Aubrey Maulidi, 19, a person with albinism (PWA), escaped death by a whisker last Monday at midnight after a sinister plan by some unknown people to abduct him got botched.
Clothed in darkness, some unknown assailants crept into Maulidi’s house, which is enveloped in a green lush of maize gardens in group village head (GVH) Thanganyika ,under Traditional Authority (T/A) Kuntaja in Blantyre. They managed to stealthily open a window in an attempt to abduct the young man who was sleeping alone at that time.
This was before cries for help from the aspiring medical doctor drew a quick response from family members and neighbours who saw three people with torches dash to a waiting vehicle parked about 100 yards from the scene.
Although an initiative by the community and police has enabled the Form Four student to move into boarding school, Maulidi describes his experience as traumatic.
Looking sad, with a face downcast and sweat dripping down his skin, he struggles to share the tale of sadness following an attempt on his life.
He says around 11:55pm, as he was about to sleep, he noticed that a metal plate that protects the window to his living quarters had been loosened.
Maulidi did not react immediately until he saw a person trying to get in.
Overcome by fear, he shouted as loud as he could, drawing people’s response as he started to ran for cover to his aunt’s house nearby.
“But immediately I got outside, I saw three men running towards the road with torches in their hands. The next thing I heard was the banging of car doors and the screeching of tyres as they sped away,” narrates Maulidi.
He says his life has not been the same since.
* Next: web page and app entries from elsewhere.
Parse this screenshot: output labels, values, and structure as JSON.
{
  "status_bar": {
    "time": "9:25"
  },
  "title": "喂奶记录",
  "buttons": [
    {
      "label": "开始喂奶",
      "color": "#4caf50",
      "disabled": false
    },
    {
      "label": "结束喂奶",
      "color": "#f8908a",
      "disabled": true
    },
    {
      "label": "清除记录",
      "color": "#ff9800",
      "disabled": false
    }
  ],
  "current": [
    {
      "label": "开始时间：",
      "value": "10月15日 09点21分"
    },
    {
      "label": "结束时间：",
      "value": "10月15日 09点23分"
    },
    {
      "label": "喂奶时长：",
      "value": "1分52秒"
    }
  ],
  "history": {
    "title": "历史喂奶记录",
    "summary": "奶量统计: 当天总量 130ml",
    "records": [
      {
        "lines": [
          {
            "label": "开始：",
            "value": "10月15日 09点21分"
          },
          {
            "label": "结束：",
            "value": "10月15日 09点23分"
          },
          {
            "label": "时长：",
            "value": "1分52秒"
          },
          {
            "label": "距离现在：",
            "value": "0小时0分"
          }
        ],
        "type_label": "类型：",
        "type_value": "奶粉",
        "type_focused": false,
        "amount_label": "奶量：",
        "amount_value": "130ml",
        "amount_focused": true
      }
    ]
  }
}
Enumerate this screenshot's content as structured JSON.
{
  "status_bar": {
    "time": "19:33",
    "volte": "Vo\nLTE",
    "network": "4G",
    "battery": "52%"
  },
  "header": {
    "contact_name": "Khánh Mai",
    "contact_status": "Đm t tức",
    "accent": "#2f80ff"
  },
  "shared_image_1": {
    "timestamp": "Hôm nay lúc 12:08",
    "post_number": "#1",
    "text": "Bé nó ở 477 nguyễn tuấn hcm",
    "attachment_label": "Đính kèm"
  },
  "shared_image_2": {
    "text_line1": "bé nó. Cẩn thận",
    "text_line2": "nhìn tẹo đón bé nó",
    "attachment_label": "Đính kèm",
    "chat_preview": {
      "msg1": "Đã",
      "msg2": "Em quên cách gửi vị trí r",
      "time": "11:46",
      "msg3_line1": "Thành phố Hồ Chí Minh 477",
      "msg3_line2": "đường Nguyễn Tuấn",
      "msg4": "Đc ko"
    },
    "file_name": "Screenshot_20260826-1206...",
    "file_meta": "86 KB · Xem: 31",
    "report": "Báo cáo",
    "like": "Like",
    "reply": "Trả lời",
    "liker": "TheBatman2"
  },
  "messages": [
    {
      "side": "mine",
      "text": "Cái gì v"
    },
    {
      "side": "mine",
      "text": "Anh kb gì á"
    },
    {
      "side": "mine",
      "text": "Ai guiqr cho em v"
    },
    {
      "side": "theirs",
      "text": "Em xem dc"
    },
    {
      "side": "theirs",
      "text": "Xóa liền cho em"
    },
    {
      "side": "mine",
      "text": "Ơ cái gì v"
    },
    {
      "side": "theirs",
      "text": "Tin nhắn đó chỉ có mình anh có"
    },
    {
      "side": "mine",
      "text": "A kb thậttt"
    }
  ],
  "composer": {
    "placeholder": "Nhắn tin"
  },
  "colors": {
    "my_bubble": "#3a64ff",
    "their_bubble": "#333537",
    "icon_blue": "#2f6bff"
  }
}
Maulidi says: “The images of that night keep playing in my mind, over and over. I do not know who to trust. Although I am back in class and in a different environment, my mind cannot focus. It is like I am dead already. Why are we being hunted down like this?”
Nevertheless, the news having filtered to all corners of the village, has left community members in fear as they are having difficulties accepting the reality that their area faces threats of attacks on people with albinism.
During a visit to the community on Wednesday, we found parents with their children of school-going ages who claimed that the pupils were refusing to go to school for fear of criminals.
Maulidi’s case mirrors the extent of the threat PWAs have been facing in the country which has been gripped by numerous abductions and killings.
The Association of Persons with Albinism (Apam) has planned vigils at Kamuzu Palace in Lilongwe on March 6 to force the government to implement the National Action Plan instituted in June 2018.
Apam refused an offer from the Office of the President and Cabinet (OPC) to discuss ways of curbing the atrocities against PWAs with President Peter Mutharika, leading to the formation of a splinter group called Poor and Concerned People with Albinism (Pacpwa) which met the President on Thursday.
Since 2014, 23 PWAs have been killed in the country, with some cases still dragging in court, forcing Apam and other stakeholders to push for special courts to expedite the cases.
Back in Thanganyika Village, Maulidi’s aunt, Julia Mataya, 44, thanks the heavens that her nephew is safe after the foiled abduction attempt.
She said the effect of the attempted abduction has left an enormous mark on her household.
“Before this happened, we would hear about the atrocities on the radio, but never did we imagine that my ward would be targeted. Since that Monday night, we have had sleepless nights, always wondering what will happen next. He [Maulidi] has been refusing to eat. Even other family members are equally stressed. I count it a blessing that the abduction did not work,” she said.
Two weeks ago, Ombudsman Martha Chizuma, in a letter addressed to the Ministry of Gender, Children, Disability and Social Welfare, asked government to do more in protecting the lives of vulnerable citizens, including PWAs, stating that government’s resolve will be measured by how it responds to the matter.
GVH Thanganyika asked government to protect two of his subjects who are with the condition.
“My village has succumbed to fear. People are afraid of going about their normal business. We want these people found and we would like to see our children protected from these murderers,” she said.
Southern Region Police spokesperson Ramsey Mushani has since assured the community that the law enforcers are investigating the matter.
He said: “The decision to send Maulidi to boarding school was arrived at after a consultation meeting between various stakeholders. We feel that a boarding facility will be safer for him as he will no longer have to walk long distances to and from school. Also he will always be in the company of friends and the school has better security mechanisms. We will find the suspects as investigations are underway.”
Out of 165 cases related to people with albinism reported since 2014, only 61 have been finalised, according to a World Vision Malawi statement issued last month.
Since November 2014, an unprecedented wave of killings and abductions of PWAs have been happening in the country. Similar attacks have occurred in neighbouring countries such as Mozambique, Tanzania and South Africa.
PWAs are targeted for their body parts that are allegedly used for charms.
Society for Medical Doctors last week said people with albinism are just like any human being and that their bones and body parts do not possess any special elements, according to scientific investigations.
The current population of people with albinism in Malawi is estimated at 10 000.
Last year, government launched a four-year National Action Plan for Persons with albinism aimed at ending atrocities against them and improving their welfare.